Given entries

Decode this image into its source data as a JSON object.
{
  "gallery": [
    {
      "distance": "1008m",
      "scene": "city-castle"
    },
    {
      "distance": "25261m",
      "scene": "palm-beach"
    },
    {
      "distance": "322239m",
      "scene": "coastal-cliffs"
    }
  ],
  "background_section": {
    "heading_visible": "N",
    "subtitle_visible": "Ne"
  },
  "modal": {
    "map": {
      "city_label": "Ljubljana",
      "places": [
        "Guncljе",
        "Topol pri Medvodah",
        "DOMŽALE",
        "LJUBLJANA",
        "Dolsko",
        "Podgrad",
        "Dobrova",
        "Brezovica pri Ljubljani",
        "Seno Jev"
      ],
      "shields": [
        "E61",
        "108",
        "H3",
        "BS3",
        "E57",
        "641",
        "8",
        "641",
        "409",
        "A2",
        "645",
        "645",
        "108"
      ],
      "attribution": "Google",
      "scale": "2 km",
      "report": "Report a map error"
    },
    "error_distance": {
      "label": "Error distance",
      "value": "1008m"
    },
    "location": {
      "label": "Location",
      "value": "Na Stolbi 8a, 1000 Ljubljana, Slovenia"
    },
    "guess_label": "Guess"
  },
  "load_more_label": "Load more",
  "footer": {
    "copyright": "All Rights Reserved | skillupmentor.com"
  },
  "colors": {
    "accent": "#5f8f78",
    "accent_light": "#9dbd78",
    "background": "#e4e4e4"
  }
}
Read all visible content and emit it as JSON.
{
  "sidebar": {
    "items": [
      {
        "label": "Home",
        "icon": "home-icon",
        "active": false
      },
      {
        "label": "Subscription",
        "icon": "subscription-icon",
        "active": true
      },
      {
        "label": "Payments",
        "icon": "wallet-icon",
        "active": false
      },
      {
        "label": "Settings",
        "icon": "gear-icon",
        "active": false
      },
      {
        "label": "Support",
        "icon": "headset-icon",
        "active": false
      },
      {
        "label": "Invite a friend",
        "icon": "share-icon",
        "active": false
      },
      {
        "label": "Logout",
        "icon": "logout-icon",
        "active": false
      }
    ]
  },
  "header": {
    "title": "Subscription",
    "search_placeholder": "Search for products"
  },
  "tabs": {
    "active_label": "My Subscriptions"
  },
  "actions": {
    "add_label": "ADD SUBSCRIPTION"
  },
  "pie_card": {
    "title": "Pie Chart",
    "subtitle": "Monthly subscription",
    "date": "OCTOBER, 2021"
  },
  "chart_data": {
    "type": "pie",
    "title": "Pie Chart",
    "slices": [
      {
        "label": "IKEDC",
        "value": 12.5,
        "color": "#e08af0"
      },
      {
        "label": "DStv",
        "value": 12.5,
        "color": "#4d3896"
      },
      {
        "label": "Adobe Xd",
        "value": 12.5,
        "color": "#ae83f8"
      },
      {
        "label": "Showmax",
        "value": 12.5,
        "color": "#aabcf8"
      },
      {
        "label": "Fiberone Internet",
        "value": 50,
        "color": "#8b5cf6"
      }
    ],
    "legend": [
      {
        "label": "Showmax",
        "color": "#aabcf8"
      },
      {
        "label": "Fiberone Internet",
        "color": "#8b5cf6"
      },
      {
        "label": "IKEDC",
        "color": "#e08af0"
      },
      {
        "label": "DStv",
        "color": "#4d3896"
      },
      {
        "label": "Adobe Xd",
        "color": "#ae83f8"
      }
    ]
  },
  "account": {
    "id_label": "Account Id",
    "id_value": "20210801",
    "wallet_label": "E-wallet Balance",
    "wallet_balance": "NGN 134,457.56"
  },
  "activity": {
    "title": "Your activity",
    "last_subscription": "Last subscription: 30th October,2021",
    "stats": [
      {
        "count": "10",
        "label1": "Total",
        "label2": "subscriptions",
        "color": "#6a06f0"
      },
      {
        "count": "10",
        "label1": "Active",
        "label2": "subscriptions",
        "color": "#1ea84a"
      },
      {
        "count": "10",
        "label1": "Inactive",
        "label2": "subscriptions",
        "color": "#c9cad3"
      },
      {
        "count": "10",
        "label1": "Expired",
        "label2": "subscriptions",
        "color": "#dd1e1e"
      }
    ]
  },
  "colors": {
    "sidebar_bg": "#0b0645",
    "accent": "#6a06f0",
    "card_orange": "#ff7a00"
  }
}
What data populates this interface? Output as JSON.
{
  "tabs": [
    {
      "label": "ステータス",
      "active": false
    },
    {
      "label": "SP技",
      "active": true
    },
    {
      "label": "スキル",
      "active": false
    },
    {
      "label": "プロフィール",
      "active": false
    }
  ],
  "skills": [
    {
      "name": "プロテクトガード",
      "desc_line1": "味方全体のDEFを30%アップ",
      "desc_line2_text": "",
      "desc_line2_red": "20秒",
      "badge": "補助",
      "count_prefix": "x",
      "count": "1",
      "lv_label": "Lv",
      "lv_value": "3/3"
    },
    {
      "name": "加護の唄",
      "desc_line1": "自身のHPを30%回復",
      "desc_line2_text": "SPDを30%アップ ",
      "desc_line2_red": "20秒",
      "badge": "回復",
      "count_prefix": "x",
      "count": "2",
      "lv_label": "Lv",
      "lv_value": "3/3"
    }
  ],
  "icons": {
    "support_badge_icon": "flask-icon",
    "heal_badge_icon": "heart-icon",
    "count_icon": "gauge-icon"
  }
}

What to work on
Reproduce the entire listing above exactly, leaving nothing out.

Expected answer
Decode this image into its source data as a JSON object.
{
  "gallery": [
    {
      "distance": "1008m",
      "scene": "city-castle"
    },
    {
      "distance": "25261m",
      "scene": "palm-beach"
    },
    {
      "distance": "322239m",
      "scene": "coastal-cliffs"
    }
  ],
  "background_section": {
    "heading_visible": "N",
    "subtitle_visible": "Ne"
  },
  "modal": {
    "map": {
      "city_label": "Ljubljana",
      "places": [
        "Guncljе",
        "Topol pri Medvodah",
        "DOMŽALE",
        "LJUBLJANA",
        "Dolsko",
        "Podgrad",
        "Dobrova",
        "Brezovica pri Ljubljani",
        "Seno Jev"
      ],
      "shields": [
        "E61",
        "108",
        "H3",
        "BS3",
        "E57",
        "641",
        "8",
        "641",
        "409",
        "A2",
        "645",
        "645",
        "108"
      ],
      "attribution": "Google",
      "scale": "2 km",
      "report": "Report a map error"
    },
    "error_distance": {
      "label": "Error distance",
      "value": "1008m"
    },
    "location": {
      "label": "Location",
      "value": "Na Stolbi 8a, 1000 Ljubljana, Slovenia"
    },
    "guess_label": "Guess"
  },
  "load_more_label": "Load more",
  "footer": {
    "copyright": "All Rights Reserved | skillupmentor.com"
  },
  "colors": {
    "accent": "#5f8f78",
    "accent_light": "#9dbd78",
    "background": "#e4e4e4"
  }
}
Read all visible content and emit it as JSON.
{
  "sidebar": {
    "items": [
      {
        "label": "Home",
        "icon": "home-icon",
        "active": false
      },
      {
        "label": "Subscription",
        "icon": "subscription-icon",
        "active": true
      },
      {
        "label": "Payments",
        "icon": "wallet-icon",
        "active": false
      },
      {
        "label": "Settings",
        "icon": "gear-icon",
        "active": false
      },
      {
        "label": "Support",
        "icon": "headset-icon",
        "active": false
      },
      {
        "label": "Invite a friend",
        "icon": "share-icon",
        "active": false
      },
      {
        "label": "Logout",
        "icon": "logout-icon",
        "active": false
      }
    ]
  },
  "header": {
    "title": "Subscription",
    "search_placeholder": "Search for products"
  },
  "tabs": {
    "active_label": "My Subscriptions"
  },
  "actions": {
    "add_label": "ADD SUBSCRIPTION"
  },
  "pie_card": {
    "title": "Pie Chart",
    "subtitle": "Monthly subscription",
    "date": "OCTOBER, 2021"
  },
  "chart_data": {
    "type": "pie",
    "title": "Pie Chart",
    "slices": [
      {
        "label": "IKEDC",
        "value": 12.5,
        "color": "#e08af0"
      },
      {
        "label": "DStv",
        "value": 12.5,
        "color": "#4d3896"
      },
      {
        "label": "Adobe Xd",
        "value": 12.5,
        "color": "#ae83f8"
      },
      {
        "label": "Showmax",
        "value": 12.5,
        "color": "#aabcf8"
      },
      {
        "label": "Fiberone Internet",
        "value": 50,
        "color": "#8b5cf6"
      }
    ],
    "legend": [
      {
        "label": "Showmax",
        "color": "#aabcf8"
      },
      {
        "label": "Fiberone Internet",
        "color": "#8b5cf6"
      },
      {
        "label": "IKEDC",
        "color": "#e08af0"
      },
      {
        "label": "DStv",
        "color": "#4d3896"
      },
      {
        "label": "Adobe Xd",
        "color": "#ae83f8"
      }
    ]
  },
  "account": {
    "id_label": "Account Id",
    "id_value": "20210801",
    "wallet_label": "E-wallet Balance",
    "wallet_balance": "NGN 134,457.56"
  },
  "activity": {
    "title": "Your activity",
    "last_subscription": "Last subscription: 30th October,2021",
    "stats": [
      {
        "count": "10",
        "label1": "Total",
        "label2": "subscriptions",
        "color": "#6a06f0"
      },
      {
        "count": "10",
        "label1": "Active",
        "label2": "subscriptions",
        "color": "#1ea84a"
      },
      {
        "count": "10",
        "label1": "Inactive",
        "label2": "subscriptions",
        "color": "#c9cad3"
      },
      {
        "count": "10",
        "label1": "Expired",
        "label2": "subscriptions",
        "color": "#dd1e1e"
      }
    ]
  },
  "colors": {
    "sidebar_bg": "#0b0645",
    "accent": "#6a06f0",
    "card_orange": "#ff7a00"
  }
}
What data populates this interface? Output as JSON.
{
  "tabs": [
    {
      "label": "ステータス",
      "active": false
    },
    {
      "label": "SP技",
      "active": true
    },
    {
      "label": "スキル",
      "active": false
    },
    {
      "label": "プロフィール",
      "active": false
    }
  ],
  "skills": [
    {
      "name": "プロテクトガード",
      "desc_line1": "味方全体のDEFを30%アップ",
      "desc_line2_text": "",
      "desc_line2_red": "20秒",
      "badge": "補助",
      "count_prefix": "x",
      "count": "1",
      "lv_label": "Lv",
      "lv_value": "3/3"
    },
    {
      "name": "加護の唄",
      "desc_line1": "自身のHPを30%回復",
      "desc_line2_text": "SPDを30%アップ ",
      "desc_line2_red": "20秒",
      "badge": "回復",
      "count_prefix": "x",
      "count": "2",
      "lv_label": "Lv",
      "lv_value": "3/3"
    }
  ],
  "icons": {
    "support_badge_icon": "flask-icon",
    "heal_badge_icon": "heart-icon",
    "count_icon": "gauge-icon"
  }
}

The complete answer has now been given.